GPipe combines both data and model parallelism by leveraging aa technique called pipelining. Conceptually, GPipe is a distributed machine learning library that uses synchronous stochastic gradient descent and pipeline parallelism for training, applicable to any DNN that consists of multiple sequential layers. GPipe partitions a model across different accelerators and automatically splits a mini-batch of training examples into smaller micro-batches. This model allows GPipe’s accelerators to operate in parallel maximizing the scalability of the training process.

The following figure illustrates the GPipe model with a neural network with sequential layers is partitioned across four accelerators. Fk is the composite forward computation function of kth partition. Bk is the corresponding backpropagation function. Bk depends on both Bk+1 from upper layer and the intermediate activations of Fk. In the top model, we can see how the sequential nature of the network leads to the underutilization of resources. The bottom figure shows the GPipe approach in which the input mini-batch is divided into smaller macro-batches which can be processed by the accelerators at the same time.


Microsoft’s PipeDream

A few months ago, Microsoft Research announced the creation of Project Fiddle, a series of research projects to streamline distributed deep learning. PipeDreams is one of the first released from Project Fiddle focusing on the parallelization of the training of deep learning models.

PipeDream takes a different approach from other methods to scale the training of deep learning models leveraging a technique known as pipeline parallelism. This approach tries to address some of the challenges of data and model parallelism techniques such as the ones used in GPipe. Typically, data parallelism methods suffer from high communication costs at scale when training on cloud infrastructure and can increase GPU compute speed over time. Similarly, model parallelism techniques often leverage hardware resources inefficiently and places an undue burden on programmers to determine how to split their specific model given a hardware deployment.

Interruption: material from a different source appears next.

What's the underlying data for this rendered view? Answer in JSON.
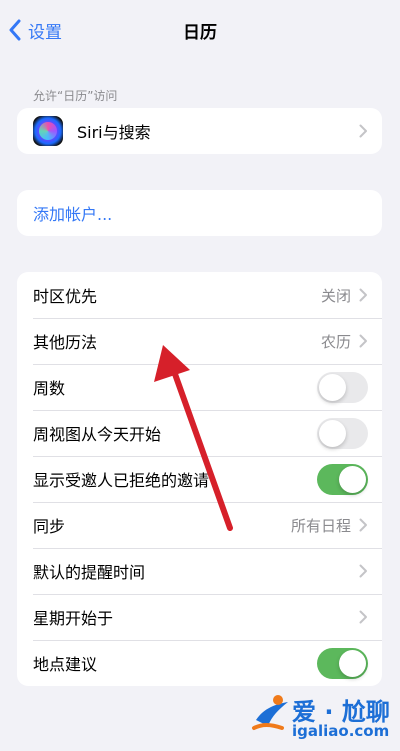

PipeDream tries to overcome some of the challenges of data-model parallelism methods by using a technique called pipeline parallelism. Conceptually, Pipeline-parallel computation involves partitioning the layers of a DNN model into multiple stages, where each stage consists of a consecutive set of layers in the model. Each stage is mapped to a separate GPU that performs the forward pass (and backward pass) for all layers in that stage.

Given a specific deep neural network, PipeDream automatically determines how to partition the operators of the DNN based on a short profiling run performed on a single GPU, balancing computational load among the different stages while minimizing communication for the target platform. PipeDream effectively load balances even in the presence of model diversity (computation and communication) and platform diversity (interconnect topologies and hierarchical bandwidths). PipeDream’s approach to training parallelism its principles offer several advantages over data-model parallelism methods. For starters, PipeDream requires less communications between the worker nodes as each worker in a pipeline execution has to communicate only subsets of the gradients and output activations, to only a single other worker. Also, PipeDream separates computation and communication in a way that leads to easier parallelism.


Training parallelism is one of the key challenges for building larger and more accurate deep learning models. An active area of research within the deep learning community, training parallelism methods needs to combine effective concurrent programming techniques with the nature of deep learning models. While still in early stages, Google’s GPipe and Microsoft’s PipeDream stand on its own merits as two of the most creative approaches to training parallelism available to deep learning developers.

Original. Reposted with permission.